The $9.3 billion $12.50-per-share offer, announced by Crown on 19 November, follows a $12.35-per-share $8.5 billion offer announced on 20 May.

The earlier offer was rejected by Crown as not fully reflecting the value of the business.

The new proposal is again subject to Blackstone receiving final approval from casino regulatory authorities in Victoria, NSW and Western Australia for Crown to continue its gaming operations in those states.

Blackstone has told Crown that it has engaged with regulators and been advised that there is no reason to believe necessary approvals will not be forthcoming but noted that this situation could change as Crown remains under regulatory review.

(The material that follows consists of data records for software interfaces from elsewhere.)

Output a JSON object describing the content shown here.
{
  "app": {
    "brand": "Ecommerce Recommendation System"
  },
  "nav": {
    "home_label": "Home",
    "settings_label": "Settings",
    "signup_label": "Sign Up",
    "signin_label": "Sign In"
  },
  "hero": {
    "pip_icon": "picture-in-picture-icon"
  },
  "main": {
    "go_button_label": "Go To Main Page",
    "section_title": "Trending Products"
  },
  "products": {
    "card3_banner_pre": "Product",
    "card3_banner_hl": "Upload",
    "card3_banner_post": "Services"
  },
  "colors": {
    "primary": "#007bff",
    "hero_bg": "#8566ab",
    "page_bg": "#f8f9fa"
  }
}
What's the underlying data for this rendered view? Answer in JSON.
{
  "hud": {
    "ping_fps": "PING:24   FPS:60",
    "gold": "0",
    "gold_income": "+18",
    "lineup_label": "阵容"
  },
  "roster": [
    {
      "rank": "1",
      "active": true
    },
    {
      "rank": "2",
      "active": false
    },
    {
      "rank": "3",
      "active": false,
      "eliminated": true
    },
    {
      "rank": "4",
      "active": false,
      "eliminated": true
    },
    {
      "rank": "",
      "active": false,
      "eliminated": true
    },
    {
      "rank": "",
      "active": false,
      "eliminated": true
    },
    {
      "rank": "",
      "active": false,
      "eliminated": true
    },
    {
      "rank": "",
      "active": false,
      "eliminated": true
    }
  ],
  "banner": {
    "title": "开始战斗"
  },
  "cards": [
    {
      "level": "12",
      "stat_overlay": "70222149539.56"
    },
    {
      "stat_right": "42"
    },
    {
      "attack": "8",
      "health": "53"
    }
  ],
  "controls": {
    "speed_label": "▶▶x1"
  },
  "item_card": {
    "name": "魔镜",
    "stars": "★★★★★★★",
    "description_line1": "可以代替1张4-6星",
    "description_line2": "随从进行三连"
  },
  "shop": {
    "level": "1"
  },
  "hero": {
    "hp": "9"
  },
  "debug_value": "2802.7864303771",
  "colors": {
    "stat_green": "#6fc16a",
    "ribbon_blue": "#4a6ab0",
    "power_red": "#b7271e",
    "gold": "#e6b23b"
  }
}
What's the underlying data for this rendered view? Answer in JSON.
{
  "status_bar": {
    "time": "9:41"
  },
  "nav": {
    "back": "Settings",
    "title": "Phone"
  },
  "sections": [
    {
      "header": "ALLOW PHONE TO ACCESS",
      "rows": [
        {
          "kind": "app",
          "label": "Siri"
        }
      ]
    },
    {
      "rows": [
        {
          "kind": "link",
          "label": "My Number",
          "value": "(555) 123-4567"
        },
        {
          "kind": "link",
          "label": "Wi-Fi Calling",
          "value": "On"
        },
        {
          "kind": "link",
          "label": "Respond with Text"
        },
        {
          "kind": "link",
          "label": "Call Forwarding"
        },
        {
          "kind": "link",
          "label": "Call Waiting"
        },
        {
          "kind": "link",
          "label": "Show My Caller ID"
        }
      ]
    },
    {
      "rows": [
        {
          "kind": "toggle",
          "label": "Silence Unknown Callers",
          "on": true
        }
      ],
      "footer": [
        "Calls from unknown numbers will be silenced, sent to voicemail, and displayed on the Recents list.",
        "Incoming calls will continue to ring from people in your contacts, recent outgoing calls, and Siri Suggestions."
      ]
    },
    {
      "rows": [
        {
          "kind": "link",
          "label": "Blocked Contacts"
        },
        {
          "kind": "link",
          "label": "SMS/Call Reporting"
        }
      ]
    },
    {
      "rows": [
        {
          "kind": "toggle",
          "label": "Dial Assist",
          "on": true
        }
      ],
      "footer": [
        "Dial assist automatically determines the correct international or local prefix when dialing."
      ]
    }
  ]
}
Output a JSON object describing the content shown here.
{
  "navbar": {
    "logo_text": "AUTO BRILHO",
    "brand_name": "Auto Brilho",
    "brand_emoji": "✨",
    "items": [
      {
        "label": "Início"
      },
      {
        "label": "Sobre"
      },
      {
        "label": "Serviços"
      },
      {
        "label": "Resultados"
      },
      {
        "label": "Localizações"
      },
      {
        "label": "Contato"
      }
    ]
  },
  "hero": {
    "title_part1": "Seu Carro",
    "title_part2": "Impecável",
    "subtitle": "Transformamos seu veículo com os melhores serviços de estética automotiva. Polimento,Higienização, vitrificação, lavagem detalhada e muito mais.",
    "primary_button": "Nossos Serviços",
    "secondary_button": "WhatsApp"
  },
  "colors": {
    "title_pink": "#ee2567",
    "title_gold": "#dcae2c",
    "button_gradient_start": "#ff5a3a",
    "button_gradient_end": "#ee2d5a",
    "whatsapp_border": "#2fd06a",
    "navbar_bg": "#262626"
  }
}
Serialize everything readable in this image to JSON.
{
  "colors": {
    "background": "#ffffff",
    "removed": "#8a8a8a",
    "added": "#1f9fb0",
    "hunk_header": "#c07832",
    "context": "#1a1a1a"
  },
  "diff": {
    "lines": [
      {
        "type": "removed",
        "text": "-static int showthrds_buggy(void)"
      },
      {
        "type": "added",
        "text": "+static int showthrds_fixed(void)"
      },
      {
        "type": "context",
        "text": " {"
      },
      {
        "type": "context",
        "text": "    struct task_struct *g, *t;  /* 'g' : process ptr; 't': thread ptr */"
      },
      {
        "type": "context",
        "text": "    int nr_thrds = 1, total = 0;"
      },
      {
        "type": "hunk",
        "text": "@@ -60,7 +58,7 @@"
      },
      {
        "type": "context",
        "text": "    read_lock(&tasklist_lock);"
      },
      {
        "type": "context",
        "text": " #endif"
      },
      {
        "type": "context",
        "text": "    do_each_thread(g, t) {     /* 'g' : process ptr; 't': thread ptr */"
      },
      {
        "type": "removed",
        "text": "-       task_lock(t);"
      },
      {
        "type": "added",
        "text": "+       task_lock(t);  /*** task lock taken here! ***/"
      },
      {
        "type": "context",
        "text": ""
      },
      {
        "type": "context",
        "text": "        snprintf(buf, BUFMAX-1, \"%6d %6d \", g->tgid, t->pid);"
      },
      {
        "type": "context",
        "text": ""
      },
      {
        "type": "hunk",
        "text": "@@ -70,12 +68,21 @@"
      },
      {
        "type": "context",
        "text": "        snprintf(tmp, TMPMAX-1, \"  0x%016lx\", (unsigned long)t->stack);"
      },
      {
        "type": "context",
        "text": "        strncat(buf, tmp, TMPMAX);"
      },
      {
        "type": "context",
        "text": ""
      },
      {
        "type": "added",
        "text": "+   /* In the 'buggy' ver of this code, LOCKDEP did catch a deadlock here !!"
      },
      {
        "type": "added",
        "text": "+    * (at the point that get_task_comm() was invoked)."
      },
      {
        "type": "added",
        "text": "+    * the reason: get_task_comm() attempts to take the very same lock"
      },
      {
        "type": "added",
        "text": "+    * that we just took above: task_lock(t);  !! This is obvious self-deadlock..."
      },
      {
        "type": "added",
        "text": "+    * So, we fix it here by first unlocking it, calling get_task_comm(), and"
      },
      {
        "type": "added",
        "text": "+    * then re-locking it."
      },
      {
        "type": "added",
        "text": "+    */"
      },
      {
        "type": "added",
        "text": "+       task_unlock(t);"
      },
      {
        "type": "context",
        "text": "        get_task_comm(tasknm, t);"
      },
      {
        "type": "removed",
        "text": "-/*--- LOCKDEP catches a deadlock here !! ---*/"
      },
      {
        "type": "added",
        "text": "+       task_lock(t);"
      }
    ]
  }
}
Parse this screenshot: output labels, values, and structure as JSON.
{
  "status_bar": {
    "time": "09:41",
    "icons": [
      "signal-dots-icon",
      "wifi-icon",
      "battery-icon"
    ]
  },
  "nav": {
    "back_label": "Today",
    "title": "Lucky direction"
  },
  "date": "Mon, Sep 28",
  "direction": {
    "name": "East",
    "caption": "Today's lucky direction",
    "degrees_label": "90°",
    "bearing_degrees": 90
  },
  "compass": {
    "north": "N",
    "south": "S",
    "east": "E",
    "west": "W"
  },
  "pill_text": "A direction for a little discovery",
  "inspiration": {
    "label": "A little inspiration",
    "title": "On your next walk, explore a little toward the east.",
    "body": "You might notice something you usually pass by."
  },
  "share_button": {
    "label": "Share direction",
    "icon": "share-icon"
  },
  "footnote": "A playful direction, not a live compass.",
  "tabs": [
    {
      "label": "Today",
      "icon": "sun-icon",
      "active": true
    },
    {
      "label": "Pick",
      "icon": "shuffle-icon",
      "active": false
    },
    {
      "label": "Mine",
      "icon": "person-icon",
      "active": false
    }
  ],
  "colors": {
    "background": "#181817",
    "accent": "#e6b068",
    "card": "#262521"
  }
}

Crown’s position has, however, become a little clearer since it rejected Blackstone’s May offer. A Victorian royal commission into the company found it allowed criminal activity such as money laundering to take place at its Melbourne casino and has said it will have to operate under independent oversight in future but did not cancel the licence. Similarly, in NSW an inquiry concluded that Crown had not taken action against criminal activity at its Melbourne and Perth casinos but did not reach a conclusion that it should not be allowed to introduce gaming operations at its new Barangaroo, Sydney, casino. A Western Australian inquiry is continuing.

 With the new offer only 15 cents a share higher, it might be expected that that Crown would swiftly reject it. But other circumstances have changed for Crown.

Rival casino operator The Star Entertainment Group (ASX: SGR) proposed a merger in May.

Now, The Star is also under regulatory scrutiny which makes it less likely to offer a competing bid. This may, in fact, have prompted Blackstone to make its new bid.

Crown said its board has not yet formed a view on the merits of Blackstone’s latest proposal “having regard to the value, terms of the proposal and other considerations”.

Delay in responding suggests Crown is seeking a higher indicative offer from Blackstone before it will agree to provide due diligence, or that it is looking for at least one other bidder to provide competition. Most likely it is seeking both.

The sharemarket indicated it was undecided whether Blackstone’s latest bid would be successful; it drove Crown’s share price up from below $10 to $11.54 but still well below the indicative offer price.

Blackstone has a 9.99% stake in Crown which it acquired from Melco Resorts & Entertainment for $8.15 a share in April 2020.

Crown has appointed UBS and Gresham Partners as financial advisers and Herbert Smith Freehills as legal adviser to the proposal.

Image: Crown’s Melbourne casino.